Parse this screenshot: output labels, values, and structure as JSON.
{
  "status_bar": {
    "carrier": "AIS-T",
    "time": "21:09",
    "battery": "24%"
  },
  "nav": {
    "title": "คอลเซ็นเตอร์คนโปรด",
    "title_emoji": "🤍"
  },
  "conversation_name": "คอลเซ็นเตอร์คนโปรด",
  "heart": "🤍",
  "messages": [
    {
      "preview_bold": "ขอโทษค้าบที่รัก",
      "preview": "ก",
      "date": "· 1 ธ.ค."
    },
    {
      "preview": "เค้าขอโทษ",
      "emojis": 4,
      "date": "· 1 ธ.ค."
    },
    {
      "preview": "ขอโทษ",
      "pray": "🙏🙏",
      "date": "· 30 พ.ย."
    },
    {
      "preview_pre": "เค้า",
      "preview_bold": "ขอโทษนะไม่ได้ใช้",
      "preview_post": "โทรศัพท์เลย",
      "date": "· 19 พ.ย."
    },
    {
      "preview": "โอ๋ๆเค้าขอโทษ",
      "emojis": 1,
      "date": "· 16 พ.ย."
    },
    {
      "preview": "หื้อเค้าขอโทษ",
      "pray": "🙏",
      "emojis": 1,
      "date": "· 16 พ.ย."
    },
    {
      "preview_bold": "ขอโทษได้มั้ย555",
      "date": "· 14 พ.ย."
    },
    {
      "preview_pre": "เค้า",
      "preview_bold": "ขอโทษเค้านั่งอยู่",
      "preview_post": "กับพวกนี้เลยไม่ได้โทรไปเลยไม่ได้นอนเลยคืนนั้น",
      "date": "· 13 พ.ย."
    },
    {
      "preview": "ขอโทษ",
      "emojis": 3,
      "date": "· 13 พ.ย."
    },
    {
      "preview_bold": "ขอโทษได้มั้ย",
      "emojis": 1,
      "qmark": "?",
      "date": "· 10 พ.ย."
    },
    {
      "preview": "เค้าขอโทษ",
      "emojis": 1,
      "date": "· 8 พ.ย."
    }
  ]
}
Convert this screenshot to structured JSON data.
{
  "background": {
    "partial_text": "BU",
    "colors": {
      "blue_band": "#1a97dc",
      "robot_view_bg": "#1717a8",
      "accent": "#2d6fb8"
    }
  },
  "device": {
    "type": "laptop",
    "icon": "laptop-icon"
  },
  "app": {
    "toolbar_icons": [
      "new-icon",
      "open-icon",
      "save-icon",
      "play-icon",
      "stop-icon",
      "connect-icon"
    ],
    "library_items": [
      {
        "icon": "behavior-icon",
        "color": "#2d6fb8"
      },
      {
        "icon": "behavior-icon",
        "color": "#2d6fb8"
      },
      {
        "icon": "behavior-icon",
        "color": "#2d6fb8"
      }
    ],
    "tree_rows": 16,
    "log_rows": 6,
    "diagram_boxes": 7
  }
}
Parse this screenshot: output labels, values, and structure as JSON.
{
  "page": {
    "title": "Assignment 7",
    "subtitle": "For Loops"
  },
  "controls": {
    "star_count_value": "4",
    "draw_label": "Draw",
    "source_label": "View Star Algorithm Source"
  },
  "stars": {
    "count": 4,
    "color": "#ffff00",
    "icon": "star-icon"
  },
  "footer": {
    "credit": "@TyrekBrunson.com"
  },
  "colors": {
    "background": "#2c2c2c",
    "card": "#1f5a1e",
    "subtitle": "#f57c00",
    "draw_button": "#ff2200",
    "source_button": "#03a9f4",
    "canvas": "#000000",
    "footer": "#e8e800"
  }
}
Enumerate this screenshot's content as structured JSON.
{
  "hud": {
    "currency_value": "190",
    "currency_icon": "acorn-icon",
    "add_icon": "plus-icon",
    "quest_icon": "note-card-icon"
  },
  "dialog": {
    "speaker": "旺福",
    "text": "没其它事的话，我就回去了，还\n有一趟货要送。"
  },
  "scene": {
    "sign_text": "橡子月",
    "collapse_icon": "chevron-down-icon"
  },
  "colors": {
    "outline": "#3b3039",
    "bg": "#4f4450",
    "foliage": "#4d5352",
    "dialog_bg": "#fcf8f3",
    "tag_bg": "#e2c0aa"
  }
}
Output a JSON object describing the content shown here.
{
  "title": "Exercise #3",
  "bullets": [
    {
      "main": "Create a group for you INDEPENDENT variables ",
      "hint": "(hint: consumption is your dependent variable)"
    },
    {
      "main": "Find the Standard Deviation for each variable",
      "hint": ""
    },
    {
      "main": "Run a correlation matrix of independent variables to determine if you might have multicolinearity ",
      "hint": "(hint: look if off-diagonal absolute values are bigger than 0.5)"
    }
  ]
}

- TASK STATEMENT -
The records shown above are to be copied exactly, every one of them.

- ANSWER BOX -
Parse this screenshot: output labels, values, and structure as JSON.
{
  "status_bar": {
    "carrier": "AIS-T",
    "time": "21:09",
    "battery": "24%"
  },
  "nav": {
    "title": "คอลเซ็นเตอร์คนโปรด",
    "title_emoji": "🤍"
  },
  "conversation_name": "คอลเซ็นเตอร์คนโปรด",
  "heart": "🤍",
  "messages": [
    {
      "preview_bold": "ขอโทษค้าบที่รัก",
      "preview": "ก",
      "date": "· 1 ธ.ค."
    },
    {
      "preview": "เค้าขอโทษ",
      "emojis": 4,
      "date": "· 1 ธ.ค."
    },
    {
      "preview": "ขอโทษ",
      "pray": "🙏🙏",
      "date": "· 30 พ.ย."
    },
    {
      "preview_pre": "เค้า",
      "preview_bold": "ขอโทษนะไม่ได้ใช้",
      "preview_post": "โทรศัพท์เลย",
      "date": "· 19 พ.ย."
    },
    {
      "preview": "โอ๋ๆเค้าขอโทษ",
      "emojis": 1,
      "date": "· 16 พ.ย."
    },
    {
      "preview": "หื้อเค้าขอโทษ",
      "pray": "🙏",
      "emojis": 1,
      "date": "· 16 พ.ย."
    },
    {
      "preview_bold": "ขอโทษได้มั้ย555",
      "date": "· 14 พ.ย."
    },
    {
      "preview_pre": "เค้า",
      "preview_bold": "ขอโทษเค้านั่งอยู่",
      "preview_post": "กับพวกนี้เลยไม่ได้โทรไปเลยไม่ได้นอนเลยคืนนั้น",
      "date": "· 13 พ.ย."
    },
    {
      "preview": "ขอโทษ",
      "emojis": 3,
      "date": "· 13 พ.ย."
    },
    {
      "preview_bold": "ขอโทษได้มั้ย",
      "emojis": 1,
      "qmark": "?",
      "date": "· 10 พ.ย."
    },
    {
      "preview": "เค้าขอโทษ",
      "emojis": 1,
      "date": "· 8 พ.ย."
    }
  ]
}
Convert this screenshot to structured JSON data.
{
  "background": {
    "partial_text": "BU",
    "colors": {
      "blue_band": "#1a97dc",
      "robot_view_bg": "#1717a8",
      "accent": "#2d6fb8"
    }
  },
  "device": {
    "type": "laptop",
    "icon": "laptop-icon"
  },
  "app": {
    "toolbar_icons": [
      "new-icon",
      "open-icon",
      "save-icon",
      "play-icon",
      "stop-icon",
      "connect-icon"
    ],
    "library_items": [
      {
        "icon": "behavior-icon",
        "color": "#2d6fb8"
      },
      {
        "icon": "behavior-icon",
        "color": "#2d6fb8"
      },
      {
        "icon": "behavior-icon",
        "color": "#2d6fb8"
      }
    ],
    "tree_rows": 16,
    "log_rows": 6,
    "diagram_boxes": 7
  }
}
Parse this screenshot: output labels, values, and structure as JSON.
{
  "page": {
    "title": "Assignment 7",
    "subtitle": "For Loops"
  },
  "controls": {
    "star_count_value": "4",
    "draw_label": "Draw",
    "source_label": "View Star Algorithm Source"
  },
  "stars": {
    "count": 4,
    "color": "#ffff00",
    "icon": "star-icon"
  },
  "footer": {
    "credit": "@TyrekBrunson.com"
  },
  "colors": {
    "background": "#2c2c2c",
    "card": "#1f5a1e",
    "subtitle": "#f57c00",
    "draw_button": "#ff2200",
    "source_button": "#03a9f4",
    "canvas": "#000000",
    "footer": "#e8e800"
  }
}
Enumerate this screenshot's content as structured JSON.
{
  "hud": {
    "currency_value": "190",
    "currency_icon": "acorn-icon",
    "add_icon": "plus-icon",
    "quest_icon": "note-card-icon"
  },
  "dialog": {
    "speaker": "旺福",
    "text": "没其它事的话，我就回去了，还\n有一趟货要送。"
  },
  "scene": {
    "sign_text": "橡子月",
    "collapse_icon": "chevron-down-icon"
  },
  "colors": {
    "outline": "#3b3039",
    "bg": "#4f4450",
    "foliage": "#4d5352",
    "dialog_bg": "#fcf8f3",
    "tag_bg": "#e2c0aa"
  }
}
Output a JSON object describing the content shown here.
{
  "title": "Exercise #3",
  "bullets": [
    {
      "main": "Create a group for you INDEPENDENT variables ",
      "hint": "(hint: consumption is your dependent variable)"
    },
    {
      "main": "Find the Standard Deviation for each variable",
      "hint": ""
    },
    {
      "main": "Run a correlation matrix of independent variables to determine if you might have multicolinearity ",
      "hint": "(hint: look if off-diagonal absolute values are bigger than 0.5)"
    }
  ]
}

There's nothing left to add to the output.